Who gets the gold? Venezuela’s rival leaders clash over stash in London vault

Venezuelan President Nicolas Maduro
Venezuelan President Nicolas Maduro speaks during a March news conference at the Miraflores Presidential Palace in Caracas.
(Matias Delacroix / Associated Press)

The political battle over control of Venezuela has turned to a $1.8-billion stack of gold bars sitting in the Bank of England’s vault in London, where a judge is expected to decide soon on who has the rightful claim to the bullion.

Venezuelan President Nicolás Maduro says he needs the gold to help his cash-starved nation fight the coronavirus pandemic. But the central bank for the United Kingdom, whose government recognizes Venezuelan opposition leader Juan Guaidó as his country’s legitimate leader, has refused to hand it over to Maduro’s socialist administration.

A ruling by Justice Nigel Teare, possibly within days, could help clarify who is Venezuela’s legitimate leader — at least in the eyes of one world power, experts say.

“If Maduro is able to get his hands on this money, it weakens a significant tool that the British government has toward implementing its recognition of Guaidó,” said Michael Camilleri, a Venezuela expert at the Washington-based Inter-American Dialogue think tank. “It undermines the strength of that policy.”

The dispute hinges on the British stance toward Venezuela, a country in economic and political crisis where both Maduro and Guaidó have been claiming presidential powers for more than a year.


Britain recognizes the claim of Guaidó, as do the United States and about five dozen other governments. Guaidó, who heads Venezuela’s congress, proclaimed himself the interim president in early 2019, months after Maduro declared victory in an election that critics say was rigged in his favor.

U.S. prosecutors say Venezuelan leaders took a major stake in the drug trade in hopes of helping rebels in neighboring Colombia.

Despite its support for Guaidó, the U.K. continues to have diplomatic ties with Maduro’s government. Maduro’s appointed ambassador, Rocío Maneiro, is recognized by the British government and has control of the Venezuelan Embassy in London, while British Ambassador Andrew Soper remains in Caracas.

Britain has not granted diplomatic credentials to Guaidó's pick as ambassador.

While Guaidó initially launched his campaign to oust Maduro with thousands of cheering supporters taking to the streets across Venezuela, the socialist president has maintained control over most branches of Venezuela’s government, including the military. Enthusiasm for Guaidó, meanwhile, has been fading.
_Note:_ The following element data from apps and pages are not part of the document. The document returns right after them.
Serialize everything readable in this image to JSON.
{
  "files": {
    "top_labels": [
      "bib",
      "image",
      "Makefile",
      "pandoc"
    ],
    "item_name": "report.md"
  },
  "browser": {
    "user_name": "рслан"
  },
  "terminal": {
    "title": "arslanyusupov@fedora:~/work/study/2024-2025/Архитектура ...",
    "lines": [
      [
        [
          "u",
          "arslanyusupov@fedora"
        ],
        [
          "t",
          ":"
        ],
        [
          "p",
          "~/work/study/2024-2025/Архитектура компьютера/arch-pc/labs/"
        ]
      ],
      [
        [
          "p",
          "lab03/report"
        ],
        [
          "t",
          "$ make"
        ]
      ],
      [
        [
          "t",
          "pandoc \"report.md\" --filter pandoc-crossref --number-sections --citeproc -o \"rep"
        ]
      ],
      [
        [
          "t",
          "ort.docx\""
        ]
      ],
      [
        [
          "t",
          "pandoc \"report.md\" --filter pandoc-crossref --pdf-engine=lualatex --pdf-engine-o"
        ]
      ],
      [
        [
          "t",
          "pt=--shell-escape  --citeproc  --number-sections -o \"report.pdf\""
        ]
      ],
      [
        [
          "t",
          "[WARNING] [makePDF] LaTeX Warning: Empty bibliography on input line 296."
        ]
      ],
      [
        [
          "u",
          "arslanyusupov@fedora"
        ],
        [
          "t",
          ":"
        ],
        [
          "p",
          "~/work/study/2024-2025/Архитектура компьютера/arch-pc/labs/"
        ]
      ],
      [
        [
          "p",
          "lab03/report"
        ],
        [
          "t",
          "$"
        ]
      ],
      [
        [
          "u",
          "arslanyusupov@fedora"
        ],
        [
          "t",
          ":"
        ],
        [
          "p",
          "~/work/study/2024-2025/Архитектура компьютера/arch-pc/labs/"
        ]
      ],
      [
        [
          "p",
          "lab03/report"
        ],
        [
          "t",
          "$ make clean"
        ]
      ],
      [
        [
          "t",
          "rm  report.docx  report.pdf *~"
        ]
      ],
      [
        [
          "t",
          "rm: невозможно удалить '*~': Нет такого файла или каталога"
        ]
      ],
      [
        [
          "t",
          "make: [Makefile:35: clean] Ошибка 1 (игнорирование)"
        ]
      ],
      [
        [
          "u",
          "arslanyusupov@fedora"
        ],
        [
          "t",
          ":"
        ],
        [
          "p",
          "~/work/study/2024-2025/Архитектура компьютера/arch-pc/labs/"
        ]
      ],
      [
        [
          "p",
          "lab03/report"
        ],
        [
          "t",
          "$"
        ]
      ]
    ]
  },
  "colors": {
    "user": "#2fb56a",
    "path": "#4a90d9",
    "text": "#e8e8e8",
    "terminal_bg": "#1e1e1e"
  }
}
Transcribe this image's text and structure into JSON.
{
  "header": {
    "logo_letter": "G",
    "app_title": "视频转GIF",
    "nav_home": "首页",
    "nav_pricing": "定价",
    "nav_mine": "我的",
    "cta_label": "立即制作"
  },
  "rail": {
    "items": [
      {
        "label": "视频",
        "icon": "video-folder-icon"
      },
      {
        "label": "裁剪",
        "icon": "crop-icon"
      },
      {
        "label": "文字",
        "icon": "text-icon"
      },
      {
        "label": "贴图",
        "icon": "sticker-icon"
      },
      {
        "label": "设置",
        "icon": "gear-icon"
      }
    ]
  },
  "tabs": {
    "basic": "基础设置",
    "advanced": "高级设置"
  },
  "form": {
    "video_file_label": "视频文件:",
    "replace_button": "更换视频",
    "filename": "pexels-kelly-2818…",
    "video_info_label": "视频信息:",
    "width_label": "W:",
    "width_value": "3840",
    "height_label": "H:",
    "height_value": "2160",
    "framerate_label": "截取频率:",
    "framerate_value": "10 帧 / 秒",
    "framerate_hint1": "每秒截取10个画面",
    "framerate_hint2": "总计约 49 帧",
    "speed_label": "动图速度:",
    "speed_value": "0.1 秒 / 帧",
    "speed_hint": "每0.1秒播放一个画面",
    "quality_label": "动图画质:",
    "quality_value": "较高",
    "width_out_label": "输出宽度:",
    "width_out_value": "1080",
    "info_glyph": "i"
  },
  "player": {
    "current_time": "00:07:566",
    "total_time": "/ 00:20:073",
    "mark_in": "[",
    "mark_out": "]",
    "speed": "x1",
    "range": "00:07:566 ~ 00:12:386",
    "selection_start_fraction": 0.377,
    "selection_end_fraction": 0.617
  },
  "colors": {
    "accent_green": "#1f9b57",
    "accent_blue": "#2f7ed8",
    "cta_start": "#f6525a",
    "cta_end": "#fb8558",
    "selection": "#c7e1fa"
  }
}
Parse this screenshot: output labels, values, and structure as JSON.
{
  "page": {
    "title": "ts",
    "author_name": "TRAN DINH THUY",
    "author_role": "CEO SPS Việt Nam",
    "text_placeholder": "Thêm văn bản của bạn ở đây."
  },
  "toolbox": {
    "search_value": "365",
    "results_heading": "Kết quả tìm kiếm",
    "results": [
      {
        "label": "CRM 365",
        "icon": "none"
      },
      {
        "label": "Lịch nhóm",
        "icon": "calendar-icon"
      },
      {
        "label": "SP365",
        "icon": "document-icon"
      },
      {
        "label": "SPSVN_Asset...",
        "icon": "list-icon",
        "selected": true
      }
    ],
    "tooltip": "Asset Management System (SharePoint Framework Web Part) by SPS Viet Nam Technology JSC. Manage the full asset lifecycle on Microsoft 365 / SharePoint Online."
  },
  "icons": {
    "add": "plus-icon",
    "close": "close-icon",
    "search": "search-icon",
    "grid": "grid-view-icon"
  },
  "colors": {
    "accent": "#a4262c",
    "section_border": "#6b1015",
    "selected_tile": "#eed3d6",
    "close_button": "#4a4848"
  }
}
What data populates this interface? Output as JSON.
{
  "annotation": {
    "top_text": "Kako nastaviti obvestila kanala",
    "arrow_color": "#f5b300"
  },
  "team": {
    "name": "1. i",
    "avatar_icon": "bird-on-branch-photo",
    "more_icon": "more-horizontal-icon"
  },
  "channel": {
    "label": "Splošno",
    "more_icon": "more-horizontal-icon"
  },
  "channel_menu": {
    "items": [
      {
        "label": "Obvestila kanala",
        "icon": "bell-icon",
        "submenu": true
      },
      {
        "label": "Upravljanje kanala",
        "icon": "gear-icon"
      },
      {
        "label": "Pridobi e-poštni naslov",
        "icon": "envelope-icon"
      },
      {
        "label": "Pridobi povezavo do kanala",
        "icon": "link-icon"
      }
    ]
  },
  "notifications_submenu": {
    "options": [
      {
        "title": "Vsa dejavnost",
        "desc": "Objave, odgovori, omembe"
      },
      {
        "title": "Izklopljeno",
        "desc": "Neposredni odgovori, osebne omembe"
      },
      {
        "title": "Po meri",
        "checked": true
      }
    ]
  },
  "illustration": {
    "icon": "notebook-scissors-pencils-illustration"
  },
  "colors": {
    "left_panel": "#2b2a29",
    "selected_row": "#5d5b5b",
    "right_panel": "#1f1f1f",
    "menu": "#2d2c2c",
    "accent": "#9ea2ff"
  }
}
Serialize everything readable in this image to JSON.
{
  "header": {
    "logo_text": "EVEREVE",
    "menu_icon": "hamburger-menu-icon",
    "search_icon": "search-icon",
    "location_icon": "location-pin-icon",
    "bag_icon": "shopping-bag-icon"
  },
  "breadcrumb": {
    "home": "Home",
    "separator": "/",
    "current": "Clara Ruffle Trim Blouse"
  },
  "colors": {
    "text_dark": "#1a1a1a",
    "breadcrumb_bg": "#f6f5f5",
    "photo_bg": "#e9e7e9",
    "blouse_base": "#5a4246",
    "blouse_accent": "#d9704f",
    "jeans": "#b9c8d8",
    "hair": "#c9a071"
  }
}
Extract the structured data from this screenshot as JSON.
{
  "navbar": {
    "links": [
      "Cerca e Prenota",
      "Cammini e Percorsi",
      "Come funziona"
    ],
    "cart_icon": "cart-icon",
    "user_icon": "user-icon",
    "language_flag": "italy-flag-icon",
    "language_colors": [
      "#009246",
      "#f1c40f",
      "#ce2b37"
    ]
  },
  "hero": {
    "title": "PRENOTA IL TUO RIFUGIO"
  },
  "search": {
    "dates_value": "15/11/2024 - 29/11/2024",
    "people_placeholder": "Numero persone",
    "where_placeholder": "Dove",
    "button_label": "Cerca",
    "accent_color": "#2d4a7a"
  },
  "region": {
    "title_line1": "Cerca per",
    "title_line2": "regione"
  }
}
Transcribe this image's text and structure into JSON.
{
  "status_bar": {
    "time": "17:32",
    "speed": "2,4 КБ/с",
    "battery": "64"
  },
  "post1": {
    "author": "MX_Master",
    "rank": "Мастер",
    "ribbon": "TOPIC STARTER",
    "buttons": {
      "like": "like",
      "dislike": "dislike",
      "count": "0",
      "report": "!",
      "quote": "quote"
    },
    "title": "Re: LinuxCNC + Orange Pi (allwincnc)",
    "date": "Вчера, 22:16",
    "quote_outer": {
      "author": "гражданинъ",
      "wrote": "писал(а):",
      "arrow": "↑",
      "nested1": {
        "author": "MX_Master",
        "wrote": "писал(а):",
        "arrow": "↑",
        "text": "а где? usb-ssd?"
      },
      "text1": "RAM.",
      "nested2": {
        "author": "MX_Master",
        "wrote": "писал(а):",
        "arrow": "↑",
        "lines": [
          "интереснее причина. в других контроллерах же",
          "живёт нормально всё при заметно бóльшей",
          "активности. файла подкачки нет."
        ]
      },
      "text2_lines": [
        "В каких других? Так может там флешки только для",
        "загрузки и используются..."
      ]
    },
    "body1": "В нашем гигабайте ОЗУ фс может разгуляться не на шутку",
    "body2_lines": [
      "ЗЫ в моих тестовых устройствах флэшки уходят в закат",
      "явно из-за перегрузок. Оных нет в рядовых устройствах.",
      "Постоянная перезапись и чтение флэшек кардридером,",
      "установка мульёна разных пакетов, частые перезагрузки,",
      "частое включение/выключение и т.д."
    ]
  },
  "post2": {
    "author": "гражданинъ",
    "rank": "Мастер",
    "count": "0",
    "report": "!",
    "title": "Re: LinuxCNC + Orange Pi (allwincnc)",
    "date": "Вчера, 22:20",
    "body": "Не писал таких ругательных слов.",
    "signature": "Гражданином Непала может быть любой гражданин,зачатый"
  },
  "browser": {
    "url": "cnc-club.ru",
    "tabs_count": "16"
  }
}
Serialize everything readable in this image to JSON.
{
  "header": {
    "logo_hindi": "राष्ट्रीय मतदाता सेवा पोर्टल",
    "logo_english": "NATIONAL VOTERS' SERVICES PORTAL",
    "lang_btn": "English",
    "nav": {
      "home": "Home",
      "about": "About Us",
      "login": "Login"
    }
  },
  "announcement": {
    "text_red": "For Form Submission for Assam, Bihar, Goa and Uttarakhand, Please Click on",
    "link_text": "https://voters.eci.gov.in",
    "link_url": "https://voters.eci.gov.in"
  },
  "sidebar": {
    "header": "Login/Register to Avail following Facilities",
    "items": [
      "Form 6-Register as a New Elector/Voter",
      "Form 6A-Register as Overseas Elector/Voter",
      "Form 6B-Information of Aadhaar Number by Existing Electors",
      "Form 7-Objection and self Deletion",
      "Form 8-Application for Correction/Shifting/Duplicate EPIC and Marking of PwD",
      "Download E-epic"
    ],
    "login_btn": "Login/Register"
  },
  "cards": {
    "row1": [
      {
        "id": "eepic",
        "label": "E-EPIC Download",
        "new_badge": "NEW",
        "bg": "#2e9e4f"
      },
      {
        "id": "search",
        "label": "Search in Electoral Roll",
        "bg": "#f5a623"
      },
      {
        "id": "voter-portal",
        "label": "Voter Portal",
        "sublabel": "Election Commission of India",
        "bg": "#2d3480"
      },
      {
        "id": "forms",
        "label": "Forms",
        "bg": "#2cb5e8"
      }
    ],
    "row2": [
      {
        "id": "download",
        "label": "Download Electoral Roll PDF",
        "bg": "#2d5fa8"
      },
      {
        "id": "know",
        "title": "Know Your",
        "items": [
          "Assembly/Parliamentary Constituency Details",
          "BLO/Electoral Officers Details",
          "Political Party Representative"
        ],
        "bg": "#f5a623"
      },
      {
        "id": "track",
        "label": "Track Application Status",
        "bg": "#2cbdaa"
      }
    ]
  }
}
Leigh Crestohl, an attorney representing the Central Bank of Venezuela administration appointed by Maduro, said Maduro clearly has control of the country, giving him the right to take the gold.

The U.S. diplomat has found a rare path back into Venezuela a year after leaving the South American nation amid a historical break between the two political foes.

“If a government is in de facto control of a territory, and this is recognized by the maintenance of full and normal diplomatic relations, this should be treated as formal recognition,” Crestohl said in a statement. “On our case, the law is clear.”

Maduro had asked the Bank of England for access to the gold before the coronavirus outbreak and then recently renewed the request, saying his administration would channel the money from selling the gold through an arm of the United Nations and use the funds solely to combat the pandemic in Venezuela.

Camilleri said there was widespread skepticism about Maduro’s purported plan for using the gold.

“Maduro was trying to get that money for himself before he came back with the fresh claim it was for COVID-19 relief,” Camilleri said.

Guaidó is urging the London court to order the Bank of England to withhold the gold from Maduro’s government, which it contends is illegitimate and corrupt. During a recent four-day hearing, Guaidó's lawyers reiterated the argument that he became Venezuela’s rightful leader under provisions of the country’s constitution. They dismissed the continued diplomatic ties between London and Maduro as irrelevant.

Venezuela was once among Latin America’s wealthiest nations, sitting atop the world’s largest oil reserves. Critics of the socialist government blame corruption and mismanagement for destroying its oil industry and the wide economy.

Maduro blames the country’s ills on what he says is an economic war led by the United States, and he accuses Washington of imposing crippling sanctions in an attempt to take over Venezuela by blocking his ability to sell Venezuelan oil. He enjoys international support from countries that include China, Russia, Cuba, Iran and Turkey.